A new study by charity Plan UK has found the top five favourite children’s books are:
- The Famous Five series – Enid Blyton
- Charlie and the Chocolate Factory – Roald Dahl
- The Lion, the Witch and the Wardrobe – CS Lewis
- Black Beauty – Anna Sewell
- Winnie the Pooh – AA Milne
It’s heartwarming to see good old Enid Blyton at the top, and the wickedly funny Roald Dahl just behind. Obviously nostalgia plays a bit part in this list with adults having fond memories of their favourite authors, and it would be fascinating to revisit this study in fifty years’ time to see if JK Rowling, Susanna Collins, Jeff Kinney and other current authors survive the test of time (Harry Potter and the Philosospher’s Stone is currently at number nine).
To see how many of the top fifty children’s books you have read, you can download a special app on Facebook which has been created by Plan UK. It’s part of their new campaign to spread the word and raise money to help fund education for girls in poorer countries. Eighty million young women around the world between the ages of 15 and 24 can’t read or write and encouraging girls to stay in school will make a huge difference in their lives in terms of the choices they make about their futures. The app is really fun to use; you can tick off any of the top fifty books you have read and choose your favourite one. You then get the option to buy, for a £3 donation, a virtual book with your name on the spine to sit on the shelf in their virtual library. (It could be the nearest I get to seeing my name on a book cover!) It’s a great cause and I’m happy to spread the word.
7 thoughts on “What’s your favourite childhood book?”
Well, if WordPress allows me to comment, I have to say that I read four of the five top books as a child. Think I am too old for charlie and choc factory!
You’re never too old for Charlie! I read them all too but I would probably have put Charlie first, then TLTWATW, then Famous Five, Pooh and then Black Beauty.

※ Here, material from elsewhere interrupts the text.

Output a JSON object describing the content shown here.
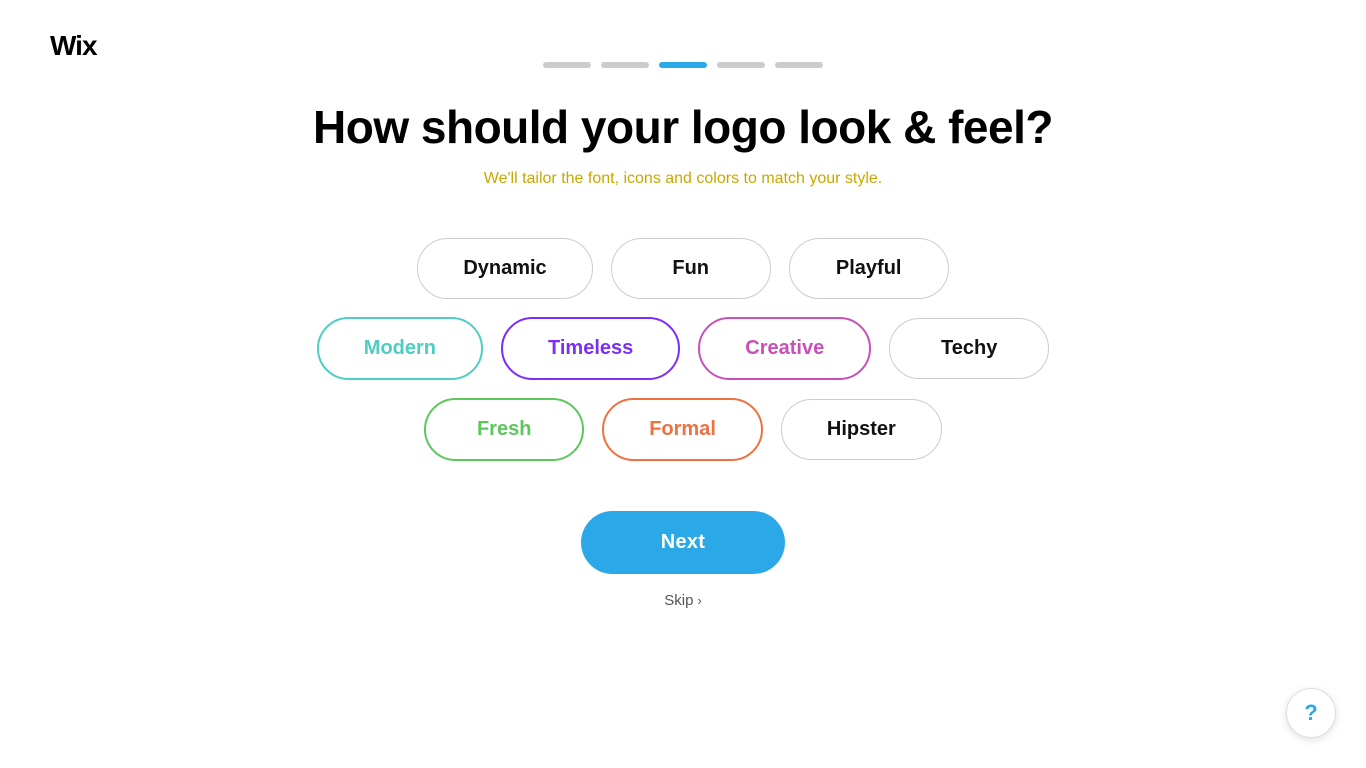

Definitely `Little Women`, closely followed by `The Famous Five` and the `Secret Seven`! I loved reading Noddy stories to my children, and was dismayed when the media portrayed some of the characters as “sexual” beings! We had a list of 24 books to read in our last term before Secondary school, and names like Black Beauty, Gulliver’s Travels, Northanger Abbey, Jane Eyre etc were `must reads` but have stood me in good stead to appreciate the great authors behind such classics. Of course Dickens has really come into his own through the big screen but yes….we have been very blessed with quality scribes. Let’s hope we can do the craft justice ourselves!!
Yes, maybe one day our names will be up there!

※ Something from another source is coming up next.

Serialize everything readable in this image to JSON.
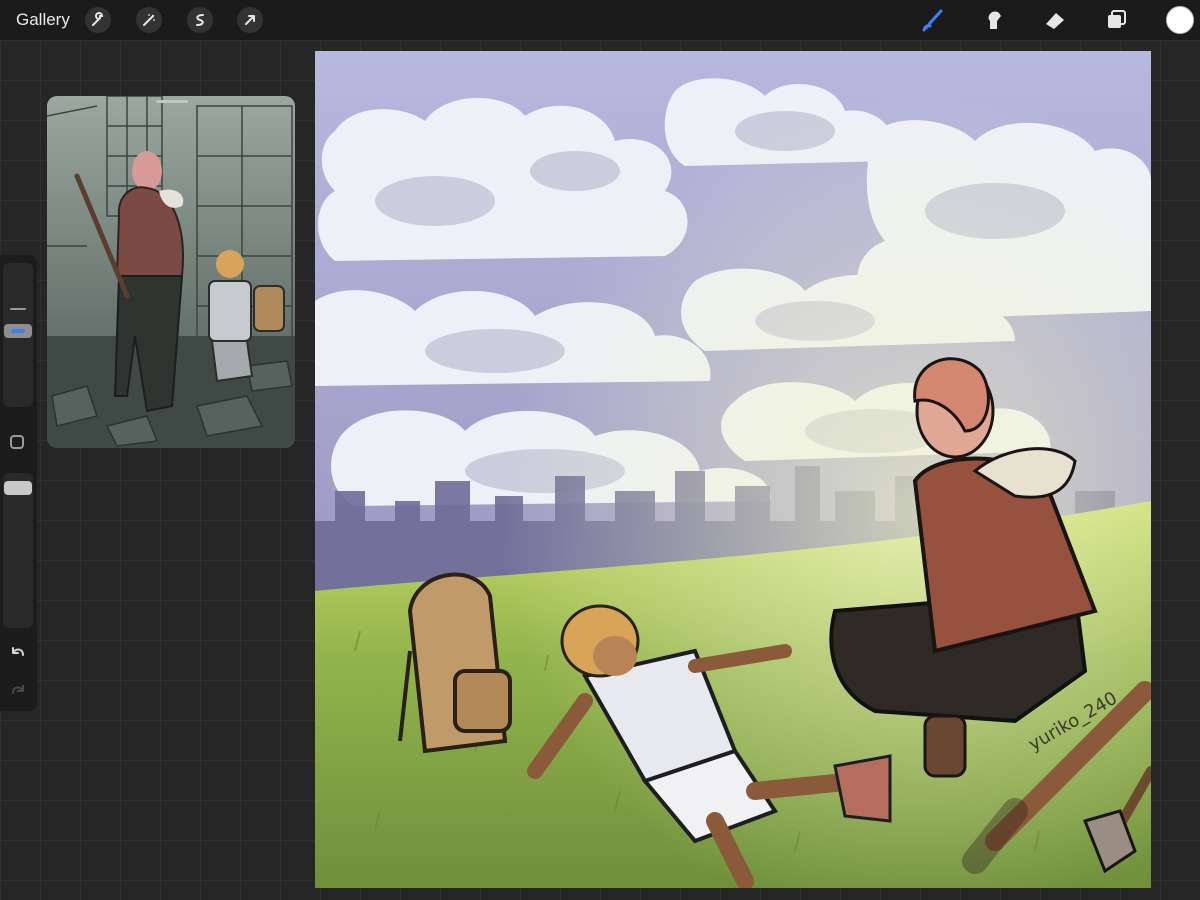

Interesting! Growing up as a kid in the States, I enjoyed almost all the books on this list as well, especially A.A. Milne and Roald Dahl. A big favourite of mine was Shel Silverstein’s ‘The Giving Tree’. I love it to this day and read it to my kids often. (It’s never too early to teach kids to be tree-huggers!)

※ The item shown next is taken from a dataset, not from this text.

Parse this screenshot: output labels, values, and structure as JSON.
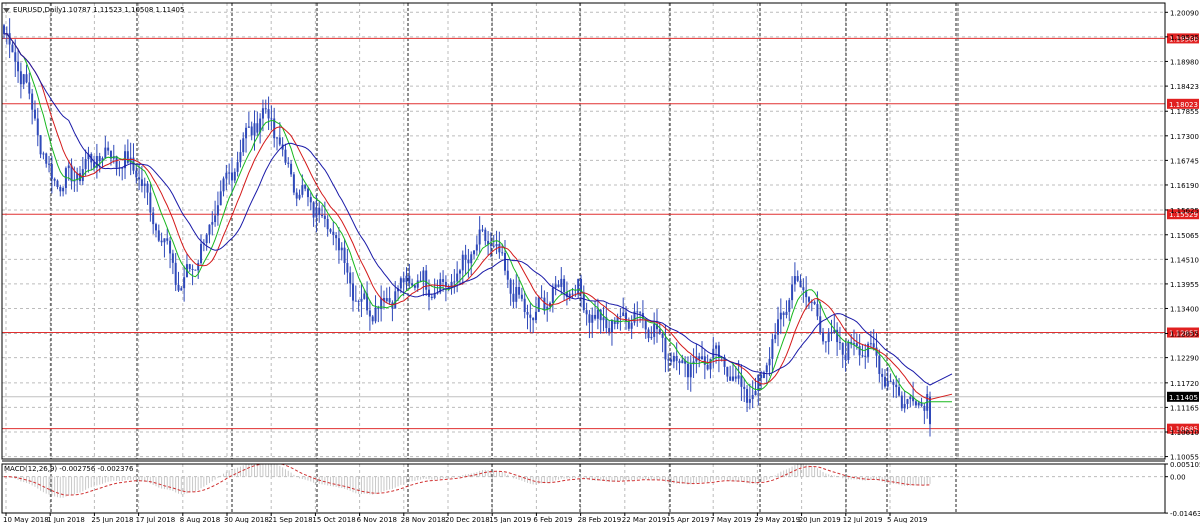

I’ve never heard of The Giving Tree or Shel Silverstein – must check it out.